> **Work instructions**: Among the lines below, which ones contain the word "name"? Copy every such line.

> **Exercise data**:
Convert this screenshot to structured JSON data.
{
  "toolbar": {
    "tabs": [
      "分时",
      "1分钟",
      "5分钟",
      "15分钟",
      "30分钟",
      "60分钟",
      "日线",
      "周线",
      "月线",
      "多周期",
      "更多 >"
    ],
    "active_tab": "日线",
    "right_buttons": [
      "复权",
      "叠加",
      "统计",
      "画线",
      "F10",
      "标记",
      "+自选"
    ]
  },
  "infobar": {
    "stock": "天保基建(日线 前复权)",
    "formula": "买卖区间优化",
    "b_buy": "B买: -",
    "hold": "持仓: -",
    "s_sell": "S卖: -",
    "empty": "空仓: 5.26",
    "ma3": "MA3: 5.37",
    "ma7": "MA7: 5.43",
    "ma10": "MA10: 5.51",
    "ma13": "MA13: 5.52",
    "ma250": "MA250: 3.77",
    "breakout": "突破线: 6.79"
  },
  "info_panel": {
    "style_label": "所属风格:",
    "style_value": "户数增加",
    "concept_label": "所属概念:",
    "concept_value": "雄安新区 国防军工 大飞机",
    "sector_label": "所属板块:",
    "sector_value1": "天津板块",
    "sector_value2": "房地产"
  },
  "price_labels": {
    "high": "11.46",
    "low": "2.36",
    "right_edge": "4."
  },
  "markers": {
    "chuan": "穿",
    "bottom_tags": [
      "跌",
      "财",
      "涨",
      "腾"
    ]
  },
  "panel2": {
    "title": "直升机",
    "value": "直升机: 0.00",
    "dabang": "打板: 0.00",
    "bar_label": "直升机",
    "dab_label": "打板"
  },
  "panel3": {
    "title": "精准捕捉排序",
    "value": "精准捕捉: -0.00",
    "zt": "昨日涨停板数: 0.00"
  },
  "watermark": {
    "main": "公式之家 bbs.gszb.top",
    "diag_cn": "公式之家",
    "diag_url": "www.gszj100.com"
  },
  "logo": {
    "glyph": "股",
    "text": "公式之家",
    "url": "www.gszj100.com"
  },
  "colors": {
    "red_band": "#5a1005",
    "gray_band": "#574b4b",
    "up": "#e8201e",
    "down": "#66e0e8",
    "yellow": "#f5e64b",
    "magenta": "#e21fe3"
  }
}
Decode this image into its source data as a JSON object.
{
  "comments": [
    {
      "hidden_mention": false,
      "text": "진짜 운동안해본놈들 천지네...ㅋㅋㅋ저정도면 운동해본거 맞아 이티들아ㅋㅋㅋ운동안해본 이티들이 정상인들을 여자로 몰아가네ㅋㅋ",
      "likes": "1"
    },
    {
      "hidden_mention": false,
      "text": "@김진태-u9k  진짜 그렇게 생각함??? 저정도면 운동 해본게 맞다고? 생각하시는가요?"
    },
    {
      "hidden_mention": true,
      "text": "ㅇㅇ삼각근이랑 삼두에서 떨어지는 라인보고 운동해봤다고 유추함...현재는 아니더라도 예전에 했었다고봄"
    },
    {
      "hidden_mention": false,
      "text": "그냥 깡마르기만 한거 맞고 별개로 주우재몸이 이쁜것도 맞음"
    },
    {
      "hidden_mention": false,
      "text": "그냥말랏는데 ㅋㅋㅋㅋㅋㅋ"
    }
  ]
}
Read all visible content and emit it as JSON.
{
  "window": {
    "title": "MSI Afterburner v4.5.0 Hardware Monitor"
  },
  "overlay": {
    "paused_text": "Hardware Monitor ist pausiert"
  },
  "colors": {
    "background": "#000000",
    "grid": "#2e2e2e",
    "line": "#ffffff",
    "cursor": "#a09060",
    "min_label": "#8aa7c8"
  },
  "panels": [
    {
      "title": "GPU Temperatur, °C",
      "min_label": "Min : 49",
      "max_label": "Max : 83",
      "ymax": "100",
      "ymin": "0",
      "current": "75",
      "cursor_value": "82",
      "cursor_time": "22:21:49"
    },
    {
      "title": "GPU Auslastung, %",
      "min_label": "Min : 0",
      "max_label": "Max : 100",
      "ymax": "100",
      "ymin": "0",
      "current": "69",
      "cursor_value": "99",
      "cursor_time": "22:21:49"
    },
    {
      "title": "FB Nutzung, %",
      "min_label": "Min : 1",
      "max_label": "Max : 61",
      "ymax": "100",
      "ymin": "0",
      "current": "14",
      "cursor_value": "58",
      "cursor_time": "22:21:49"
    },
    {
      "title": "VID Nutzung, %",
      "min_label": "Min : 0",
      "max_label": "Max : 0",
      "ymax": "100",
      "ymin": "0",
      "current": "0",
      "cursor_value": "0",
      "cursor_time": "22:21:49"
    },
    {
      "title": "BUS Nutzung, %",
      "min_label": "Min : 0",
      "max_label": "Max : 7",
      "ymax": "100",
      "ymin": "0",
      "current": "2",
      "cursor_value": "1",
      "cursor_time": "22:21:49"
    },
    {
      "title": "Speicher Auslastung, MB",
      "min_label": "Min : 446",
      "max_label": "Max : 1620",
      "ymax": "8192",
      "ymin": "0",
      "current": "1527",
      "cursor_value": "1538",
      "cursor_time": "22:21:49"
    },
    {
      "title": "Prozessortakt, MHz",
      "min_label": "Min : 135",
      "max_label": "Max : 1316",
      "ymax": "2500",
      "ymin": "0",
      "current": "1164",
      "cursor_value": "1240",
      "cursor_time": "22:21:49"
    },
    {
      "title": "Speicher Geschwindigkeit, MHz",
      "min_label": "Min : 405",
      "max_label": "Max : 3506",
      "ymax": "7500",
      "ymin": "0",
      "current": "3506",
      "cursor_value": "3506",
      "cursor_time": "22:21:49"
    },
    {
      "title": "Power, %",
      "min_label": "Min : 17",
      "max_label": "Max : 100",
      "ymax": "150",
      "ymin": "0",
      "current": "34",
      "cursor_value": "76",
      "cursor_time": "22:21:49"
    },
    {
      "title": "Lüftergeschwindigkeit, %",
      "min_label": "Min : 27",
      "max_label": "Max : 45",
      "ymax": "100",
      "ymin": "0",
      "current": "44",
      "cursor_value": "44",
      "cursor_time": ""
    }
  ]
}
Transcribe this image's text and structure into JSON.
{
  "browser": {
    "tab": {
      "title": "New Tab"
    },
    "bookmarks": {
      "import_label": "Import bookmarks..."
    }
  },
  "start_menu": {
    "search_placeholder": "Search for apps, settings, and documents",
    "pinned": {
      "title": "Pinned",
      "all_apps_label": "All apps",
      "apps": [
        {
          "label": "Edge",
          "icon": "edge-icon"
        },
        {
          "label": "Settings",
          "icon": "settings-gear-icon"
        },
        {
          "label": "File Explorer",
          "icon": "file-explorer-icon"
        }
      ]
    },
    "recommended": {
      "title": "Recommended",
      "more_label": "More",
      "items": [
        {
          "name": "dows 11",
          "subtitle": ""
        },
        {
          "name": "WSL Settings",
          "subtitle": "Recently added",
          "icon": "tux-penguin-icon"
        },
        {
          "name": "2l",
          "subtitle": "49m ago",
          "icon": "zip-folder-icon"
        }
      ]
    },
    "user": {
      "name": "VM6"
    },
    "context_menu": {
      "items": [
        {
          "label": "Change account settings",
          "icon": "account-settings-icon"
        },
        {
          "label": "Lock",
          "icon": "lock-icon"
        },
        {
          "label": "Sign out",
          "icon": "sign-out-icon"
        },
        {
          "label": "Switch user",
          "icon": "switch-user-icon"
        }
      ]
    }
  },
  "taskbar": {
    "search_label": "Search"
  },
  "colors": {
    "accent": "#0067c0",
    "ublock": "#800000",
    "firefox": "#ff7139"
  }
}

> **Exercise output**:
          "name": "dows 11",
          "name": "WSL Settings",
          "name": "2l",
      "name": "VM6"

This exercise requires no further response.